▶ Brief
Write the listing out once more, with every line exactly as it stands.
■ ■ ■ ■
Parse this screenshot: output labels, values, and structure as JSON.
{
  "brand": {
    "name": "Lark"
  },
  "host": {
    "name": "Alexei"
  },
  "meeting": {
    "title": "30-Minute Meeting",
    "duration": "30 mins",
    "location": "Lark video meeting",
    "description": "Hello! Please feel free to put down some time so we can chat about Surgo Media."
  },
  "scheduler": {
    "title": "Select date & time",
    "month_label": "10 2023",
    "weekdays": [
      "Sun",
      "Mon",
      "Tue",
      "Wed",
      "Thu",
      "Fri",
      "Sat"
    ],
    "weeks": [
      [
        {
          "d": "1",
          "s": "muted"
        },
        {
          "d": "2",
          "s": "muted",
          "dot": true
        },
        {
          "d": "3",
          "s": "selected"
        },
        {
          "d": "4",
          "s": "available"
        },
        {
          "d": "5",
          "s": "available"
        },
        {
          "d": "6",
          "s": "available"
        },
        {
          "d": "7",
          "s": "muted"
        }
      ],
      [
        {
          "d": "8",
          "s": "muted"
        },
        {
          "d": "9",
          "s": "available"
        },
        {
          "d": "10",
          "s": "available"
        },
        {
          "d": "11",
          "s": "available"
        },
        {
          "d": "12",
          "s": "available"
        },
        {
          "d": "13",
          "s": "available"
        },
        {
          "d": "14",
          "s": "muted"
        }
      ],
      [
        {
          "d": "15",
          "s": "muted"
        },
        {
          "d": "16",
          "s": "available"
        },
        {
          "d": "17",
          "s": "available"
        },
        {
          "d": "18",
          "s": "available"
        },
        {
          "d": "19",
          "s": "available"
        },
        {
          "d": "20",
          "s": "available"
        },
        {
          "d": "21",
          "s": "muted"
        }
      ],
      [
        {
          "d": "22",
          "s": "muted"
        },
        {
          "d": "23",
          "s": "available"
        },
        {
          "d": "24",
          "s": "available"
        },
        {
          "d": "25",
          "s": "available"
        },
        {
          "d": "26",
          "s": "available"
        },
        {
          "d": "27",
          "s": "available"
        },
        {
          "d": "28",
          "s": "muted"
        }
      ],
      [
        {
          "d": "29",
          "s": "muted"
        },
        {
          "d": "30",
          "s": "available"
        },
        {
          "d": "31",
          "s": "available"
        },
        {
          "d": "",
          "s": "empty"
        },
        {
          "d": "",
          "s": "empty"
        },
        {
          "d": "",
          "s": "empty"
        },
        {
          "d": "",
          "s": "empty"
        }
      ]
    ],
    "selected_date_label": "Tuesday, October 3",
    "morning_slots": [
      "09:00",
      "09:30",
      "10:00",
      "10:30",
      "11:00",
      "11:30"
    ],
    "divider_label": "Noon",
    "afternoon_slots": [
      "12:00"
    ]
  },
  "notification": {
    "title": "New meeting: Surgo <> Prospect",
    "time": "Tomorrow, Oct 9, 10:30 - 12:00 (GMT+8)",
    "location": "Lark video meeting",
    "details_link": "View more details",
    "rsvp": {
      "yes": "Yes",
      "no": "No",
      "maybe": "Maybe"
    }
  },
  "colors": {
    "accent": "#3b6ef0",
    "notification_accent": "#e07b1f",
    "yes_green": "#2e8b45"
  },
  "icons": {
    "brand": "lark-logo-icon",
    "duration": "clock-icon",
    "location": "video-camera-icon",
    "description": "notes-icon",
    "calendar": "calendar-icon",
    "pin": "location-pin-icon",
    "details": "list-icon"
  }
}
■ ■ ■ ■
▶ Solution for this problem
Parse this screenshot: output labels, values, and structure as JSON.
{
  "brand": {
    "name": "Lark"
  },
  "host": {
    "name": "Alexei"
  },
  "meeting": {
    "title": "30-Minute Meeting",
    "duration": "30 mins",
    "location": "Lark video meeting",
    "description": "Hello! Please feel free to put down some time so we can chat about Surgo Media."
  },
  "scheduler": {
    "title": "Select date & time",
    "month_label": "10 2023",
    "weekdays": [
      "Sun",
      "Mon",
      "Tue",
      "Wed",
      "Thu",
      "Fri",
      "Sat"
    ],
    "weeks": [
      [
        {
          "d": "1",
          "s": "muted"
        },
        {
          "d": "2",
          "s": "muted",
          "dot": true
        },
        {
          "d": "3",
          "s": "selected"
        },
        {
          "d": "4",
          "s": "available"
        },
        {
          "d": "5",
          "s": "available"
        },
        {
          "d": "6",
          "s": "available"
        },
        {
          "d": "7",
          "s": "muted"
        }
      ],
      [
        {
          "d": "8",
          "s": "muted"
        },
        {
          "d": "9",
          "s": "available"
        },
        {
          "d": "10",
          "s": "available"
        },
        {
          "d": "11",
          "s": "available"
        },
        {
          "d": "12",
          "s": "available"
        },
        {
          "d": "13",
          "s": "available"
        },
        {
          "d": "14",
          "s": "muted"
        }
      ],
      [
        {
          "d": "15",
          "s": "muted"
        },
        {
          "d": "16",
          "s": "available"
        },
        {
          "d": "17",
          "s": "available"
        },
        {
          "d": "18",
          "s": "available"
        },
        {
          "d": "19",
          "s": "available"
        },
        {
          "d": "20",
          "s": "available"
        },
        {
          "d": "21",
          "s": "muted"
        }
      ],
      [
        {
          "d": "22",
          "s": "muted"
        },
        {
          "d": "23",
          "s": "available"
        },
        {
          "d": "24",
          "s": "available"
        },
        {
          "d": "25",
          "s": "available"
        },
        {
          "d": "26",
          "s": "available"
        },
        {
          "d": "27",
          "s": "available"
        },
        {
          "d": "28",
          "s": "muted"
        }
      ],
      [
        {
          "d": "29",
          "s": "muted"
        },
        {
          "d": "30",
          "s": "available"
        },
        {
          "d": "31",
          "s": "available"
        },
        {
          "d": "",
          "s": "empty"
        },
        {
          "d": "",
          "s": "empty"
        },
        {
          "d": "",
          "s": "empty"
        },
        {
          "d": "",
          "s": "empty"
        }
      ]
    ],
    "selected_date_label": "Tuesday, October 3",
    "morning_slots": [
      "09:00",
      "09:30",
      "10:00",
      "10:30",
      "11:00",
      "11:30"
    ],
    "divider_label": "Noon",
    "afternoon_slots": [
      "12:00"
    ]
  },
  "notification": {
    "title": "New meeting: Surgo <> Prospect",
    "time": "Tomorrow, Oct 9, 10:30 - 12:00 (GMT+8)",
    "location": "Lark video meeting",
    "details_link": "View more details",
    "rsvp": {
      "yes": "Yes",
      "no": "No",
      "maybe": "Maybe"
    }
  },
  "colors": {
    "accent": "#3b6ef0",
    "notification_accent": "#e07b1f",
    "yes_green": "#2e8b45"
  },
  "icons": {
    "brand": "lark-logo-icon",
    "duration": "clock-icon",
    "location": "video-camera-icon",
    "description": "notes-icon",
    "calendar": "calendar-icon",
    "pin": "location-pin-icon",
    "details": "list-icon"
  }
}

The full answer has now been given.